-- Data records for software interfaces --
·····

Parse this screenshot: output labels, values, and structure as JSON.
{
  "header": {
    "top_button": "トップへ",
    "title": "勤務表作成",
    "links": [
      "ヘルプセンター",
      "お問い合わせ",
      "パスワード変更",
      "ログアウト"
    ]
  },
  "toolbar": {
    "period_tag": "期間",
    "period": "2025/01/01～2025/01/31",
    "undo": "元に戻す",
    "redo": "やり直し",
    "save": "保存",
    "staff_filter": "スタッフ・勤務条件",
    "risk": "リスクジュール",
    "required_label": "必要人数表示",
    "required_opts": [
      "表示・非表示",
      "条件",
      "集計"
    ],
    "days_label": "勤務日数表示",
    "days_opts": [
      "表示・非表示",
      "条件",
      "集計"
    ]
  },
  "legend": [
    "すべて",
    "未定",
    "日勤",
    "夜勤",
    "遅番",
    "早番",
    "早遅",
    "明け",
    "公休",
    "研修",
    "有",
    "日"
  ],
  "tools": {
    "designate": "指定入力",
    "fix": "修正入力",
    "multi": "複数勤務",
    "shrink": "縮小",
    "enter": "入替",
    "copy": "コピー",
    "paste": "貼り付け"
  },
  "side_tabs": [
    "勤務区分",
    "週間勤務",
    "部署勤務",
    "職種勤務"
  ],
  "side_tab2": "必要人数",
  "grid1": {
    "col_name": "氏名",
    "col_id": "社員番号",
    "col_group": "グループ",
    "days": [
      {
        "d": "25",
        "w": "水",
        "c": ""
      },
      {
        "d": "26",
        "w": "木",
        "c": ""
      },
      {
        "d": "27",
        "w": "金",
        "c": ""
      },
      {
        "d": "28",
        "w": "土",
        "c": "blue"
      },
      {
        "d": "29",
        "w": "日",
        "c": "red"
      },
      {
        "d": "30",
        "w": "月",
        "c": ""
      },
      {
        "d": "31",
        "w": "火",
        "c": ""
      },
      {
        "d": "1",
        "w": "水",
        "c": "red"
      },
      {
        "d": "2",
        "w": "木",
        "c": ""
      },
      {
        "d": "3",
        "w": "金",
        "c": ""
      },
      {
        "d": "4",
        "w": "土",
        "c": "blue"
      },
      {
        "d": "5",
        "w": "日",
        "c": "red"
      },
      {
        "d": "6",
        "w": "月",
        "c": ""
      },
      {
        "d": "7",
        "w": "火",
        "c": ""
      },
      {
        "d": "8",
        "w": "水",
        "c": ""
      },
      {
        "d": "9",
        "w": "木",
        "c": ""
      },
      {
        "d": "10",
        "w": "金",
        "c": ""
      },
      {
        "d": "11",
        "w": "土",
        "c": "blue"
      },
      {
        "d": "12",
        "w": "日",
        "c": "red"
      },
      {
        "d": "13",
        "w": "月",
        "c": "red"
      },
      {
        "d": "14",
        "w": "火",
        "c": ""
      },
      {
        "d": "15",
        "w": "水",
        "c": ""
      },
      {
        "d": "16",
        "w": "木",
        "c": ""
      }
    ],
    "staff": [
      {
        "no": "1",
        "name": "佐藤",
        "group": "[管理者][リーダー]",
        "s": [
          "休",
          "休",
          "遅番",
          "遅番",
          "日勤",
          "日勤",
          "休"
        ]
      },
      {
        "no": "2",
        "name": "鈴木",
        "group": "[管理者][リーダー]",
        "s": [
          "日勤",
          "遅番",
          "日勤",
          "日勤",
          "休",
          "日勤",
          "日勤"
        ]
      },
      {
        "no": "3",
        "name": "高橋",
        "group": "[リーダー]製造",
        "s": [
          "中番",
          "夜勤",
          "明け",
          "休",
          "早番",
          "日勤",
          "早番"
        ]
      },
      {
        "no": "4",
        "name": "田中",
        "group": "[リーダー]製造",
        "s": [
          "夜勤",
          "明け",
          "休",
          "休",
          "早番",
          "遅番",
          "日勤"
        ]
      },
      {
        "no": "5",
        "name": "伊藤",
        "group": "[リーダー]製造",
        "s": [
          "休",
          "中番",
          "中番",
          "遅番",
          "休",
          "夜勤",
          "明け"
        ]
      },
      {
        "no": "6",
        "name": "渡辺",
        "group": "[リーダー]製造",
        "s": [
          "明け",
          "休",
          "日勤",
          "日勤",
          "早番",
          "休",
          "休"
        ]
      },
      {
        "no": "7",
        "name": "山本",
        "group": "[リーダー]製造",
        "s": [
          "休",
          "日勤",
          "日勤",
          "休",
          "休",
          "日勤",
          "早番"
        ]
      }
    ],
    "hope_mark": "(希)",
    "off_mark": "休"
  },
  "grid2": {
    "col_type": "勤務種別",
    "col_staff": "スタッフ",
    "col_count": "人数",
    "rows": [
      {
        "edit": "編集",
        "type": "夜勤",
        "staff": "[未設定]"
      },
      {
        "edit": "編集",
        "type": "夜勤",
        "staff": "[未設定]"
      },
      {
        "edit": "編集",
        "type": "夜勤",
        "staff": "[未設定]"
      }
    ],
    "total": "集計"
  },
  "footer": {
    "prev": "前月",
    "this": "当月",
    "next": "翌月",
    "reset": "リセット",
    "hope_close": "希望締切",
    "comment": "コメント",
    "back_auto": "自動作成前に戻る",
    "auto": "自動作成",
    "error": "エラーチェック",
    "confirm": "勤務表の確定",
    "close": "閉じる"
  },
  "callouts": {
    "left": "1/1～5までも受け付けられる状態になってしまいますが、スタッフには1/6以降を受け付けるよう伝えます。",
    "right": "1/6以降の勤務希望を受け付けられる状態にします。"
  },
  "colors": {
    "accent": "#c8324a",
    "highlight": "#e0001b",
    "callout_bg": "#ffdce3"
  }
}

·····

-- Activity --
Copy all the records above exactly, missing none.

-- Answer box --
Parse this screenshot: output labels, values, and structure as JSON.
{
  "header": {
    "top_button": "トップへ",
    "title": "勤務表作成",
    "links": [
      "ヘルプセンター",
      "お問い合わせ",
      "パスワード変更",
      "ログアウト"
    ]
  },
  "toolbar": {
    "period_tag": "期間",
    "period": "2025/01/01～2025/01/31",
    "undo": "元に戻す",
    "redo": "やり直し",
    "save": "保存",
    "staff_filter": "スタッフ・勤務条件",
    "risk": "リスクジュール",
    "required_label": "必要人数表示",
    "required_opts": [
      "表示・非表示",
      "条件",
      "集計"
    ],
    "days_label": "勤務日数表示",
    "days_opts": [
      "表示・非表示",
      "条件",
      "集計"
    ]
  },
  "legend": [
    "すべて",
    "未定",
    "日勤",
    "夜勤",
    "遅番",
    "早番",
    "早遅",
    "明け",
    "公休",
    "研修",
    "有",
    "日"
  ],
  "tools": {
    "designate": "指定入力",
    "fix": "修正入力",
    "multi": "複数勤務",
    "shrink": "縮小",
    "enter": "入替",
    "copy": "コピー",
    "paste": "貼り付け"
  },
  "side_tabs": [
    "勤務区分",
    "週間勤務",
    "部署勤務",
    "職種勤務"
  ],
  "side_tab2": "必要人数",
  "grid1": {
    "col_name": "氏名",
    "col_id": "社員番号",
    "col_group": "グループ",
    "days": [
      {
        "d": "25",
        "w": "水",
        "c": ""
      },
      {
        "d": "26",
        "w": "木",
        "c": ""
      },
      {
        "d": "27",
        "w": "金",
        "c": ""
      },
      {
        "d": "28",
        "w": "土",
        "c": "blue"
      },
      {
        "d": "29",
        "w": "日",
        "c": "red"
      },
      {
        "d": "30",
        "w": "月",
        "c": ""
      },
      {
        "d": "31",
        "w": "火",
        "c": ""
      },
      {
        "d": "1",
        "w": "水",
        "c": "red"
      },
      {
        "d": "2",
        "w": "木",
        "c": ""
      },
      {
        "d": "3",
        "w": "金",
        "c": ""
      },
      {
        "d": "4",
        "w": "土",
        "c": "blue"
      },
      {
        "d": "5",
        "w": "日",
        "c": "red"
      },
      {
        "d": "6",
        "w": "月",
        "c": ""
      },
      {
        "d": "7",
        "w": "火",
        "c": ""
      },
      {
        "d": "8",
        "w": "水",
        "c": ""
      },
      {
        "d": "9",
        "w": "木",
        "c": ""
      },
      {
        "d": "10",
        "w": "金",
        "c": ""
      },
      {
        "d": "11",
        "w": "土",
        "c": "blue"
      },
      {
        "d": "12",
        "w": "日",
        "c": "red"
      },
      {
        "d": "13",
        "w": "月",
        "c": "red"
      },
      {
        "d": "14",
        "w": "火",
        "c": ""
      },
      {
        "d": "15",
        "w": "水",
        "c": ""
      },
      {
        "d": "16",
        "w": "木",
        "c": ""
      }
    ],
    "staff": [
      {
        "no": "1",
        "name": "佐藤",
        "group": "[管理者][リーダー]",
        "s": [
          "休",
          "休",
          "遅番",
          "遅番",
          "日勤",
          "日勤",
          "休"
        ]
      },
      {
        "no": "2",
        "name": "鈴木",
        "group": "[管理者][リーダー]",
        "s": [
          "日勤",
          "遅番",
          "日勤",
          "日勤",
          "休",
          "日勤",
          "日勤"
        ]
      },
      {
        "no": "3",
        "name": "高橋",
        "group": "[リーダー]製造",
        "s": [
          "中番",
          "夜勤",
          "明け",
          "休",
          "早番",
          "日勤",
          "早番"
        ]
      },
      {
        "no": "4",
        "name": "田中",
        "group": "[リーダー]製造",
        "s": [
          "夜勤",
          "明け",
          "休",
          "休",
          "早番",
          "遅番",
          "日勤"
        ]
      },
      {
        "no": "5",
        "name": "伊藤",
        "group": "[リーダー]製造",
        "s": [
          "休",
          "中番",
          "中番",
          "遅番",
          "休",
          "夜勤",
          "明け"
        ]
      },
      {
        "no": "6",
        "name": "渡辺",
        "group": "[リーダー]製造",
        "s": [
          "明け",
          "休",
          "日勤",
          "日勤",
          "早番",
          "休",
          "休"
        ]
      },
      {
        "no": "7",
        "name": "山本",
        "group": "[リーダー]製造",
        "s": [
          "休",
          "日勤",
          "日勤",
          "休",
          "休",
          "日勤",
          "早番"
        ]
      }
    ],
    "hope_mark": "(希)",
    "off_mark": "休"
  },
  "grid2": {
    "col_type": "勤務種別",
    "col_staff": "スタッフ",
    "col_count": "人数",
    "rows": [
      {
        "edit": "編集",
        "type": "夜勤",
        "staff": "[未設定]"
      },
      {
        "edit": "編集",
        "type": "夜勤",
        "staff": "[未設定]"
      },
      {
        "edit": "編集",
        "type": "夜勤",
        "staff": "[未設定]"
      }
    ],
    "total": "集計"
  },
  "footer": {
    "prev": "前月",
    "this": "当月",
    "next": "翌月",
    "reset": "リセット",
    "hope_close": "希望締切",
    "comment": "コメント",
    "back_auto": "自動作成前に戻る",
    "auto": "自動作成",
    "error": "エラーチェック",
    "confirm": "勤務表の確定",
    "close": "閉じる"
  },
  "callouts": {
    "left": "1/1～5までも受け付けられる状態になってしまいますが、スタッフには1/6以降を受け付けるよう伝えます。",
    "right": "1/6以降の勤務希望を受け付けられる状態にします。"
  },
  "colors": {
    "accent": "#c8324a",
    "highlight": "#e0001b",
    "callout_bg": "#ffdce3"
  }
}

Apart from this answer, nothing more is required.